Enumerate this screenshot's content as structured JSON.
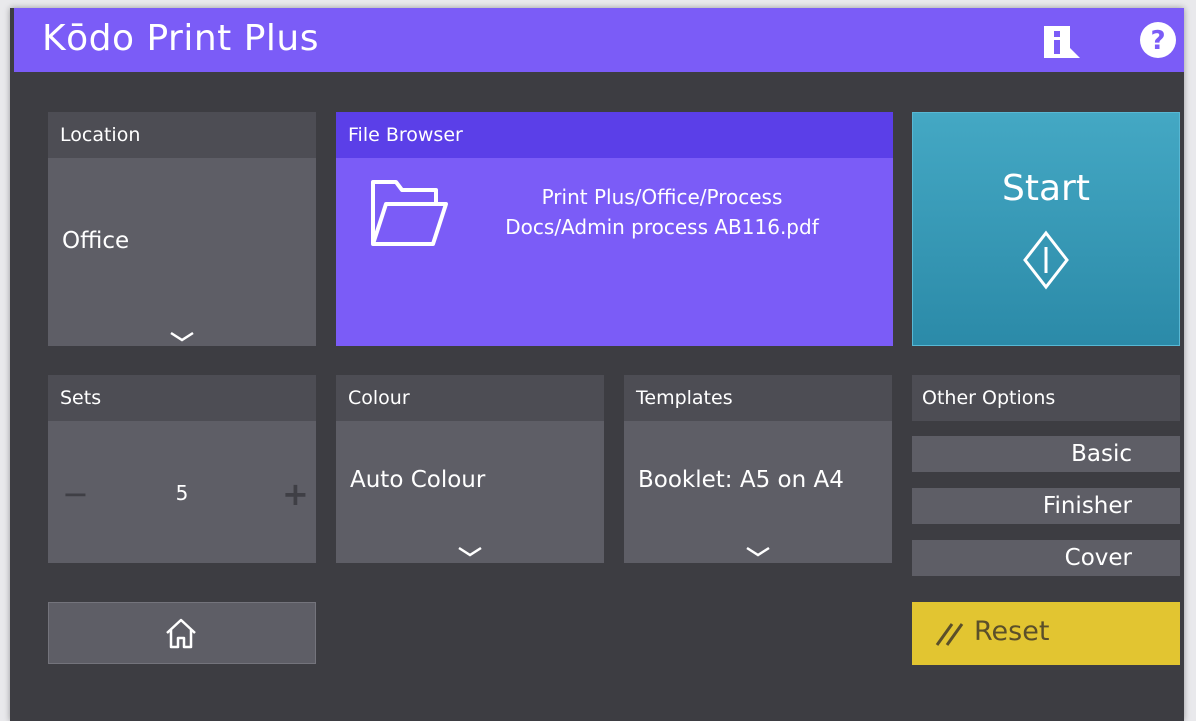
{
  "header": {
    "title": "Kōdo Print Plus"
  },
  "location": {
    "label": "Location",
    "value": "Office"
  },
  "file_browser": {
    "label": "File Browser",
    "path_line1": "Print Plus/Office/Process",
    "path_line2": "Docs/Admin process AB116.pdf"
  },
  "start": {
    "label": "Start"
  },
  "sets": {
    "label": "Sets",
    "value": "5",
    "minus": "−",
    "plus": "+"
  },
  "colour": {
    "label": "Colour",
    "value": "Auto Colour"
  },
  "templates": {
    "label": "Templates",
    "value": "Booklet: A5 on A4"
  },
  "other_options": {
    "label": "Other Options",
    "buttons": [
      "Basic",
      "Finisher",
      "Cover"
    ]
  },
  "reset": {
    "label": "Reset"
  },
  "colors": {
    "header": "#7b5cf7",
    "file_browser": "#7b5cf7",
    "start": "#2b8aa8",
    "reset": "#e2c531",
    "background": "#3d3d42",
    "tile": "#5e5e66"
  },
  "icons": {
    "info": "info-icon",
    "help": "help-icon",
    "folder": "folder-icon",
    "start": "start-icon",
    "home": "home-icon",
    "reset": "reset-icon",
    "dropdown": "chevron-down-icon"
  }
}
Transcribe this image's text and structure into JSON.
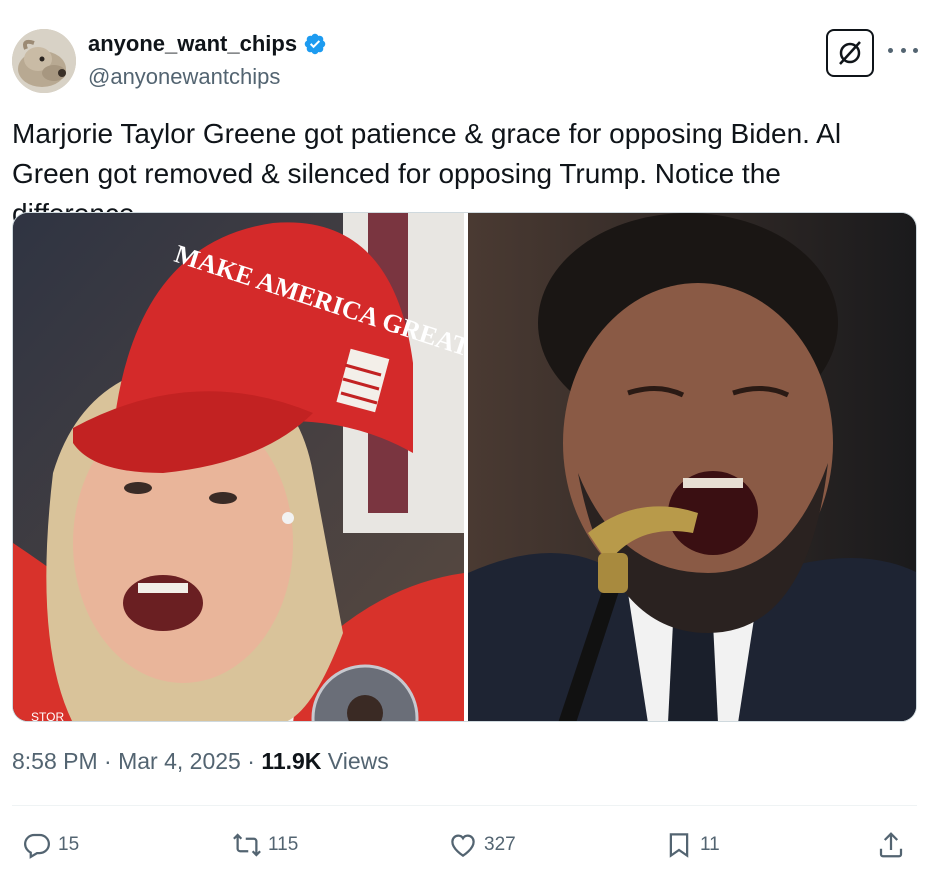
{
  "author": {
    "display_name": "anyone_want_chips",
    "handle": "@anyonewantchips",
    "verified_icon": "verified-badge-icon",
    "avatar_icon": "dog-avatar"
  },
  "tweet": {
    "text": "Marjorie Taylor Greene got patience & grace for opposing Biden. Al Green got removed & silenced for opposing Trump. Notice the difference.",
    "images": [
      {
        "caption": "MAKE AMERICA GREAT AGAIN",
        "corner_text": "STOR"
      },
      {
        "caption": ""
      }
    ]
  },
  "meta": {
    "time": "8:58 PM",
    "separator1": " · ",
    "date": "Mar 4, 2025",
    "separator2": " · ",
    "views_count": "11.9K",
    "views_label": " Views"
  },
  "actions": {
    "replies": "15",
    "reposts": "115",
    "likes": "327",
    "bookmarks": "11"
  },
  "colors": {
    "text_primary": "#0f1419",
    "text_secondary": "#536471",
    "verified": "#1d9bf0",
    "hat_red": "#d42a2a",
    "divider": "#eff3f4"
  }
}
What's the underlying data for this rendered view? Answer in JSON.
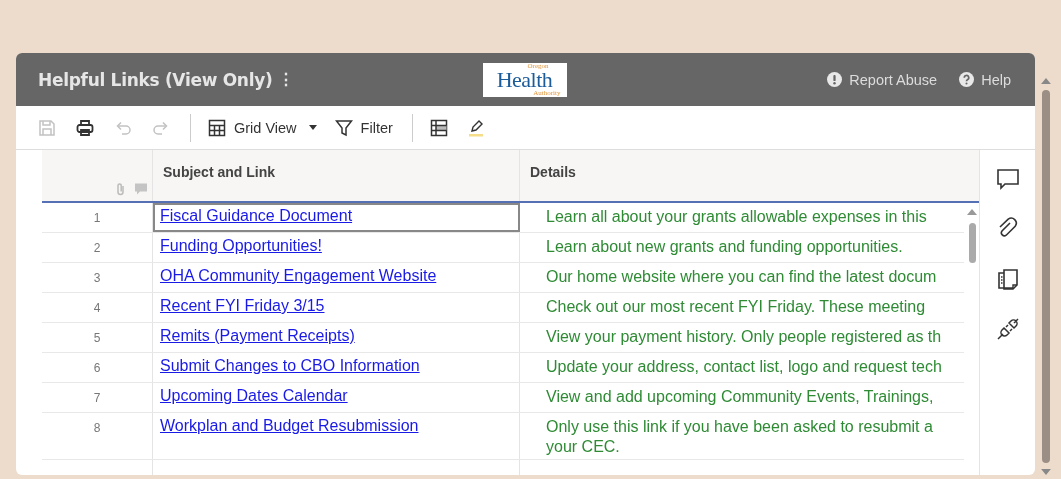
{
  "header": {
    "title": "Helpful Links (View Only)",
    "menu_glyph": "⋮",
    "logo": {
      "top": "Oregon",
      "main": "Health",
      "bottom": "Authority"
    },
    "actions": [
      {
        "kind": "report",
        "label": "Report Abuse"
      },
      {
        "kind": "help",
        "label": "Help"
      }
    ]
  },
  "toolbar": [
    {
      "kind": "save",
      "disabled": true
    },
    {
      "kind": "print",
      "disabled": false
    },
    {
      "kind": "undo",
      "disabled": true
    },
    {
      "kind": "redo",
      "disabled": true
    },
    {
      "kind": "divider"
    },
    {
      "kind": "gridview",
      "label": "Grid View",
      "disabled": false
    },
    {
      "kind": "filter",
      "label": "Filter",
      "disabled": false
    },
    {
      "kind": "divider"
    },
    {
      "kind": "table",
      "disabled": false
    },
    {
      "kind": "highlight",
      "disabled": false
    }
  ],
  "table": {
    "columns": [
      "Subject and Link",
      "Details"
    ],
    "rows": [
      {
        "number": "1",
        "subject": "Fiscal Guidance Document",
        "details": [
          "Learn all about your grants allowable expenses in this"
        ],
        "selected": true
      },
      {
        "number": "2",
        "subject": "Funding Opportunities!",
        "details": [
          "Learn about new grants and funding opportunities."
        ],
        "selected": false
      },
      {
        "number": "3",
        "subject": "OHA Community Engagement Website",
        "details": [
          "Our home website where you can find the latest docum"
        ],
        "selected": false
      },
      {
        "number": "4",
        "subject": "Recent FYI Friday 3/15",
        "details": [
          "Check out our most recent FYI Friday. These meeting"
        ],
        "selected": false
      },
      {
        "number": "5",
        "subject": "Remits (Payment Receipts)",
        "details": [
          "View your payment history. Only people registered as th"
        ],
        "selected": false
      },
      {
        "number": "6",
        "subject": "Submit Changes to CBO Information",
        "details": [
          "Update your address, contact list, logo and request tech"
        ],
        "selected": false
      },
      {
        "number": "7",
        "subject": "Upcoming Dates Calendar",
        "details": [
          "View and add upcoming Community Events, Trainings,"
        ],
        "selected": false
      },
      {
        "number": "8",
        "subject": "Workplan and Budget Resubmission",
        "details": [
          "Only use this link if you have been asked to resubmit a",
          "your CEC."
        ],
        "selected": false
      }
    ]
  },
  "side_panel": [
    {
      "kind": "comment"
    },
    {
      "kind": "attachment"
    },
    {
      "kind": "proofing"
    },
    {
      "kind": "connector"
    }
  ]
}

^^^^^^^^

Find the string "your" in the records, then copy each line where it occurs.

          "Learn all about your grants allowable expenses in this"
          "View your payment history. Only people registered as th"
          "Update your address, contact list, logo and request tech"
          "your CEC."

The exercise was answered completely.